I was working yesterday with a surviving spouse. Her husband had passed away and she has an illness. Oftentimes when one spouse dies, the surviving spouse and those family members get concerned about how to protect the surviving spouse's money if the surviving spouse has to enter a nursing home in the future. So there were some serious discussions about that because in this particular case the surviving wife has an illness where it increases the likelihood that she'll have to enter a nursing home in the future. So one big important discussion we had involved the husband owning some IRA's and he had named his wife as the beneficiary.
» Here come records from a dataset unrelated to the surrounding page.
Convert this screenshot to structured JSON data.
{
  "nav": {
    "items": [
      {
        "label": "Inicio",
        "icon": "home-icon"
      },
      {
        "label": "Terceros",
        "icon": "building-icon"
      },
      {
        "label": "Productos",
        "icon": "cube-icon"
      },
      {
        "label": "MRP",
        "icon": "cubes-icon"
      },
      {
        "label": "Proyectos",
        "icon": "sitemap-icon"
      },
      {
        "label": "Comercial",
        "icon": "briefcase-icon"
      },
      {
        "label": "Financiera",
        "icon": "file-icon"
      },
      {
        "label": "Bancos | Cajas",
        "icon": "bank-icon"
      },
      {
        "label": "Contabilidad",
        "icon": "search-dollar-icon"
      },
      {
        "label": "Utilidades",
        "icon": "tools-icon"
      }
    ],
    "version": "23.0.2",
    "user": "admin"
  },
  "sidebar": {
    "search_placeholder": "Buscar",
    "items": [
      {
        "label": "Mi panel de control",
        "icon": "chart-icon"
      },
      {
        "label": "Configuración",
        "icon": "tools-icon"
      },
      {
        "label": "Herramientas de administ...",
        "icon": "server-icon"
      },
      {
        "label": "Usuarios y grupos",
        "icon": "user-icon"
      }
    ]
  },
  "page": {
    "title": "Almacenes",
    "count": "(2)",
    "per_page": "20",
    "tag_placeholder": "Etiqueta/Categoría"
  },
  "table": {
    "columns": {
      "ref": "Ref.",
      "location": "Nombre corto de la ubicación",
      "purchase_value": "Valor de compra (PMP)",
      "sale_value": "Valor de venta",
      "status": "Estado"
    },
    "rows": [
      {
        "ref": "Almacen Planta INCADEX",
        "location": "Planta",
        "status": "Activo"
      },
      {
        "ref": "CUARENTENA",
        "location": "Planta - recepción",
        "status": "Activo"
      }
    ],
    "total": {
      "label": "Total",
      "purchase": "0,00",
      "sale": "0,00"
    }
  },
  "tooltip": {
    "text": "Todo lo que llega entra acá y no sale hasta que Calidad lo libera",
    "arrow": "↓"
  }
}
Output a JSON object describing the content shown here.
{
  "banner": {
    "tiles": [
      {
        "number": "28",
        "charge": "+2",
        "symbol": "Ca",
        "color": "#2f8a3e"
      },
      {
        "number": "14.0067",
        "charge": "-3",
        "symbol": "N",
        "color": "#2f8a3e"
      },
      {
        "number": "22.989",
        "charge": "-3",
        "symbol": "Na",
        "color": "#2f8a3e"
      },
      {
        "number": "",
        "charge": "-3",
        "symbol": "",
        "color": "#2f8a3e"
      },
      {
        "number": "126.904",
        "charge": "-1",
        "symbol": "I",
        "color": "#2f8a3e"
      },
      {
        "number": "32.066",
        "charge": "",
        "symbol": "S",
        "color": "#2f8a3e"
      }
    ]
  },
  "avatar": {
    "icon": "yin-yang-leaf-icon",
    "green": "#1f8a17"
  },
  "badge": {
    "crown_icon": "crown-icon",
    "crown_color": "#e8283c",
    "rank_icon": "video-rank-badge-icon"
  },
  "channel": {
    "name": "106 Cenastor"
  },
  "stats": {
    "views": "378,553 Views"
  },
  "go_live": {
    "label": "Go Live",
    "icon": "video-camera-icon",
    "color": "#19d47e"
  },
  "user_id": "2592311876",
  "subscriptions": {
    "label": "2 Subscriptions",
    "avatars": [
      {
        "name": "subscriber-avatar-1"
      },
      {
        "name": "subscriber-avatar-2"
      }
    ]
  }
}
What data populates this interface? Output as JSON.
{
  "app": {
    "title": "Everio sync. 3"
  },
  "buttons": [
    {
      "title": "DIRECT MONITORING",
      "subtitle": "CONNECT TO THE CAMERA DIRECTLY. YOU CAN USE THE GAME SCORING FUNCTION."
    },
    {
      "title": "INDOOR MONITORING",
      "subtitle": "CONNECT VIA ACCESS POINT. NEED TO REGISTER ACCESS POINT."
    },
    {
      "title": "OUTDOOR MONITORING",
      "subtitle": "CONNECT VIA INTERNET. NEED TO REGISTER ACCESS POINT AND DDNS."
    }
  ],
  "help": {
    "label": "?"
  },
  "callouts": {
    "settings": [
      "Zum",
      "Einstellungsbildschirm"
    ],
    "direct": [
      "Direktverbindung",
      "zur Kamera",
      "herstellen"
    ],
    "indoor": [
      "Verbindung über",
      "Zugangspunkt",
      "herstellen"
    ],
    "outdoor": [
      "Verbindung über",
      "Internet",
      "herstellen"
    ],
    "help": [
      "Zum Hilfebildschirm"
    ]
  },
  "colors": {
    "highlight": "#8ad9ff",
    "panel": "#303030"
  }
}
So if she actually took those IRA's and put them in her name she really could never get those IRA's out of her name for medicaid eligibility planning purposes without taking the money out of the IRA and paying a fortune in income tax to the IRS. However, she can, what's called "disclaim" his IRA. She's really refusing it, letting those IRA funds go down to her child, and then her child will have some income tax consequences. Her child will have to take this required distributions. It's something that needs to be seriously considered if this surviving spouse needs to do this medicaid planning. You really need to think twice before the surviving spouse accepts the benefits of the IRA. So be aware of all of that before you take action. I'm Paul Rabalais, have a great day!